Vietnam is expected to secure 90 million doses of COVID-19 vaccine in 2021 and has already announced a list of target groups eligible to receive the first available shots.
The Southeast Asian country received its first COVID-19 vaccine shipment on February 24 – a batch of 117,600 doses of COVID-19 vaccine developed by AstraZeneca, a British-Swedish multinational pharmaceutical company, and the University of Oxford.
The Ministry of Health said last week that the country aims to obtain 90 million COVID-19 vaccine doses by the end of the year, including 30 million through the COVAX scheme co-led by WHO, 30 million through AstraZeneca, and the rest through negotiations with U.S. producers.
Talks were also taking place to secure Russia’s Sputnik V jab, the ministry added.
Prime Minister Nguyen Xuan Phuc has requested the Ministry of Health to begin COVID-19 vaccination for prioritized groups by the end of this week.
As soon as the proper logistics are in place, vaccinations will be rolled out in provinces and cities with ongoing pandemic outbreaks, urban areas with large populations, and important transport hubs.
Health workers and employees of steering committees for COVID-19 prevention and control in these localities will be among the first to be immunized.
Vietnam is also developing four COVID-19 vaccines on its own.
Among them, Nanocovax, developed by Ho Chi Minh City-based Nanogen Pharmaceutical Biotechnology JSC, entered its second phase of human trials on February 26.
According to Resolution No. 21 issued by the central government on February 26, the target groups prioritized to receive COVID-19 vaccinations are:
– Frontline workers (health workers, staff members of all-level steering committees for COVID-19 responses, employees of quarantine facilities, and reporters, among others)
– Diplomats, customs officers, and export-import officers
– Military forces
– Public security forces
– People aged above 65
– Those who work in essential service sectors including aviation, transport, tourism, and utility services

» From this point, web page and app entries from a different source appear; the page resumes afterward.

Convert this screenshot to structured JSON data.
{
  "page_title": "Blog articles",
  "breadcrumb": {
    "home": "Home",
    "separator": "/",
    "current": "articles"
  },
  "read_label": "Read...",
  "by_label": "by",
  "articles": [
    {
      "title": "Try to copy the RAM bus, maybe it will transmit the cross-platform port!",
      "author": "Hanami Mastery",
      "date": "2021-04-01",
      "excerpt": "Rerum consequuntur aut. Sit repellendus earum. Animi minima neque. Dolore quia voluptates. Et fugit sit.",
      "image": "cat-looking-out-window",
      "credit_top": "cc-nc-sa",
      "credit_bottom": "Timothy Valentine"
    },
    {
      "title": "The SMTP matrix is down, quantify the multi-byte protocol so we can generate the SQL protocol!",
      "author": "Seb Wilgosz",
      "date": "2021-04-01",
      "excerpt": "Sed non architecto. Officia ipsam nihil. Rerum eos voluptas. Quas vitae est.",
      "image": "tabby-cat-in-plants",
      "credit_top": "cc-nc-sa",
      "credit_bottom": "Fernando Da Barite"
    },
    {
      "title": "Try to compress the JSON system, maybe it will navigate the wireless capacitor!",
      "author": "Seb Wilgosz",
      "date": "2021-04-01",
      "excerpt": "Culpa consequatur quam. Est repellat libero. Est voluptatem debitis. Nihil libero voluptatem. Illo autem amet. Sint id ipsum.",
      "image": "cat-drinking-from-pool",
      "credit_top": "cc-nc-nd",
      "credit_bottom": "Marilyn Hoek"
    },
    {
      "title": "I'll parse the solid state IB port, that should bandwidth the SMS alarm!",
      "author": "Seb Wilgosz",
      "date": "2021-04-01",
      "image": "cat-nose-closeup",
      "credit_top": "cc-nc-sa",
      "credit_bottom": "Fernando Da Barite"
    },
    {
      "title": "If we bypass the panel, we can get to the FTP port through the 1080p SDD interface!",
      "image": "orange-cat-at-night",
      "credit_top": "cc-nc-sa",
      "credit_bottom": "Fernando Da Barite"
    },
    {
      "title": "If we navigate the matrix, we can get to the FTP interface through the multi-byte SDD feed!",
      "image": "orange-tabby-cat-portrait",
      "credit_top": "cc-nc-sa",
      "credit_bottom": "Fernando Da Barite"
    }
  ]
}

– People with chronic illnesses
– People who must travel abroad for work or study
– Residents in pandemic-hit areas